Inside the guts of many animals, microbes break down the plant fibers ingested as part of their diet. These microbes are of interest to bioenergy researchers who want to learn from nature and apply these cellulosic degradation capabilities toward biofuel production. To this end, at the JGI, several sequencing projects have focused on the microbial communities in the guts of organisms such as termites, cows, and Tammar wallabies.
Some animals like the cow break down and ferment the biomass in their foregut, while termites count among hindgut fermenters. Another foregut fermenter is the hoatzin, a South American leaf-eating bird that is the focus of a 2009 JGI Community Sequencing Program project. The hoatzin breaks down plant biomass in its crop and its digestive system is similar enough to the cow’s that it’s been called “the flying cow of the Amazon.”
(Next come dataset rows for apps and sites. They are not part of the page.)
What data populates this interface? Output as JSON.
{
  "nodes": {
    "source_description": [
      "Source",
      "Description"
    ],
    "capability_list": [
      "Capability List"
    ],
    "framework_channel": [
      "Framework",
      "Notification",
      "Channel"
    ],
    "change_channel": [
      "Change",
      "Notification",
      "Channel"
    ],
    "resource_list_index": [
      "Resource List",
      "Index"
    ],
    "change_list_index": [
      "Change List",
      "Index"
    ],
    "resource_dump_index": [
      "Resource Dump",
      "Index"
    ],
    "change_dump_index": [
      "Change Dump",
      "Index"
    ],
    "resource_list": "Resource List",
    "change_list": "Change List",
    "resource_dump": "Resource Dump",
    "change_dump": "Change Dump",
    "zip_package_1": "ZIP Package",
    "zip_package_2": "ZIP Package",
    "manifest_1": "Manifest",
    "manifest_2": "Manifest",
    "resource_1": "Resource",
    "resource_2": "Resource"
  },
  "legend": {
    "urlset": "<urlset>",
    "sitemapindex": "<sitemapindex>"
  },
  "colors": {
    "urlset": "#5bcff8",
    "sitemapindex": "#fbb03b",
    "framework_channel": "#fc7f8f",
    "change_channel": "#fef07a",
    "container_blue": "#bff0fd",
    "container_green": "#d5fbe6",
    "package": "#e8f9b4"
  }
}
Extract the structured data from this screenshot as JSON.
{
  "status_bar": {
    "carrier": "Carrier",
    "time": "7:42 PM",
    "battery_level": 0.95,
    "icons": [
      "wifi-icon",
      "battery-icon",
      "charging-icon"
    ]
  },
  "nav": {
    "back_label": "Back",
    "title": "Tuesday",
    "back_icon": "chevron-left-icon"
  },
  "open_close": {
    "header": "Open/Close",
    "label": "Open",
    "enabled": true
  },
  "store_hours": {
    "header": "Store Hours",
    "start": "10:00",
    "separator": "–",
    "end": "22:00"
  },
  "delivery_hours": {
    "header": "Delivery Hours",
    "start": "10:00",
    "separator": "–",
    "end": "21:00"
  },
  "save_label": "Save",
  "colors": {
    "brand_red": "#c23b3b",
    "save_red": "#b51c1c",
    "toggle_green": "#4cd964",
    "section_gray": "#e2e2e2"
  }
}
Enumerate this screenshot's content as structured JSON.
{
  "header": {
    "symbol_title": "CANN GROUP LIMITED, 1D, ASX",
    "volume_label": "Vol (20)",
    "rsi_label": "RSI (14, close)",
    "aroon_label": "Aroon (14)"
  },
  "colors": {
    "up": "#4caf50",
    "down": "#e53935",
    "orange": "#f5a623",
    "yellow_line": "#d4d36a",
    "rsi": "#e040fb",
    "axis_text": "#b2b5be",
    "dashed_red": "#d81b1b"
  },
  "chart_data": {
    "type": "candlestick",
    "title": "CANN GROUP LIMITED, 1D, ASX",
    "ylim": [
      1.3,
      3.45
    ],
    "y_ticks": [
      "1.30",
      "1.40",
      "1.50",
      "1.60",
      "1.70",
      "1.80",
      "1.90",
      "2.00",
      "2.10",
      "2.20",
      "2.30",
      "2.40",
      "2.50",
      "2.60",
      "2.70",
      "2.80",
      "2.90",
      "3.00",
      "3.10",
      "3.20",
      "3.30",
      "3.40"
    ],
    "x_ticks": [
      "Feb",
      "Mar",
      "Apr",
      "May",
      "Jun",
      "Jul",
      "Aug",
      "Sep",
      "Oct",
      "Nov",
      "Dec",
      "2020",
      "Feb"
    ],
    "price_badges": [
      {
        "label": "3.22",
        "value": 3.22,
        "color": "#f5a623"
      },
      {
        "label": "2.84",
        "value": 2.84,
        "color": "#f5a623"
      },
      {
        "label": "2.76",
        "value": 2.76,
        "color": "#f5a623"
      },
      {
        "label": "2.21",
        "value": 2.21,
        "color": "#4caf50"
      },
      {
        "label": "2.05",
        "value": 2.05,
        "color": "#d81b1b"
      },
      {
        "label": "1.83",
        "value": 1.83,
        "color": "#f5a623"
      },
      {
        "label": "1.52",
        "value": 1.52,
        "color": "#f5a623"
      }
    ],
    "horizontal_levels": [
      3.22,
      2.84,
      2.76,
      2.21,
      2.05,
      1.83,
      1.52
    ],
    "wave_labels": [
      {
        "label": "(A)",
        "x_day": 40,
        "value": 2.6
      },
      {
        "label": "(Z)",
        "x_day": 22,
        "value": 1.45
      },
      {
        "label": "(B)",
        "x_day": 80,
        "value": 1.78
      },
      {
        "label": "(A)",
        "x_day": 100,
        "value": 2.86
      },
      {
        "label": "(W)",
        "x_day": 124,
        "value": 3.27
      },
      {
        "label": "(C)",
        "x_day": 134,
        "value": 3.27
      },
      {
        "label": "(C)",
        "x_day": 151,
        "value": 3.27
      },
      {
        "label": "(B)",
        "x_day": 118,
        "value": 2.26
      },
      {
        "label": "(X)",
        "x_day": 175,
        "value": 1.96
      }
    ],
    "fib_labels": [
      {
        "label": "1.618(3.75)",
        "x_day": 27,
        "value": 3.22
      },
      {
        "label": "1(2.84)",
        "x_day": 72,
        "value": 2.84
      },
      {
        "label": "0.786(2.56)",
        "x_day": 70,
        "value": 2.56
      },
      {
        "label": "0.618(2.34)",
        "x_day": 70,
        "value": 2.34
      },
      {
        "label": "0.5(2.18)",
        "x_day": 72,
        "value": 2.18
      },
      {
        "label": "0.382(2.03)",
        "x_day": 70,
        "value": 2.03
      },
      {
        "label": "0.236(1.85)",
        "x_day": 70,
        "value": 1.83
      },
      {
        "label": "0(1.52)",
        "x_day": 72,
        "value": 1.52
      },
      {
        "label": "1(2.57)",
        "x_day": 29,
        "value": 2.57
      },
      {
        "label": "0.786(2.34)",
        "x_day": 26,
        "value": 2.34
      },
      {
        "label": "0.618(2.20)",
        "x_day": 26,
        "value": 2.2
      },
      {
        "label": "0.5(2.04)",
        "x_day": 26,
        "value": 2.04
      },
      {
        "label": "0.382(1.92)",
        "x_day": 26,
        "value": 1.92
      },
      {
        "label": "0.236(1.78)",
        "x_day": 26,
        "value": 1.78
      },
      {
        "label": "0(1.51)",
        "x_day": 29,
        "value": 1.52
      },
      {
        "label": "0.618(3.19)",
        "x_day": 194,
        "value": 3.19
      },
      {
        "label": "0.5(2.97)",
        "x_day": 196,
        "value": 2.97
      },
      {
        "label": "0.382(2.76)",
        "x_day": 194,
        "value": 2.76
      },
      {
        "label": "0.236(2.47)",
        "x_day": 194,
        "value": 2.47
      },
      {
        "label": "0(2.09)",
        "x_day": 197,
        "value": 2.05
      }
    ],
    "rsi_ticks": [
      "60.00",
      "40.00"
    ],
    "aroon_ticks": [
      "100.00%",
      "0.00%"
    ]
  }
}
“Despite the significant differences in host phylogeny, body size, physiology, and diet, the function seems to shape the microbial communities involved in fermentation,” Godoy-Vitorino and her colleagues wrote. “Regardless of the independent origin of foregut fermentation in birds and mammals, organ function has led to the convergence of the microbial community structure in phylogenetically distant hosts.”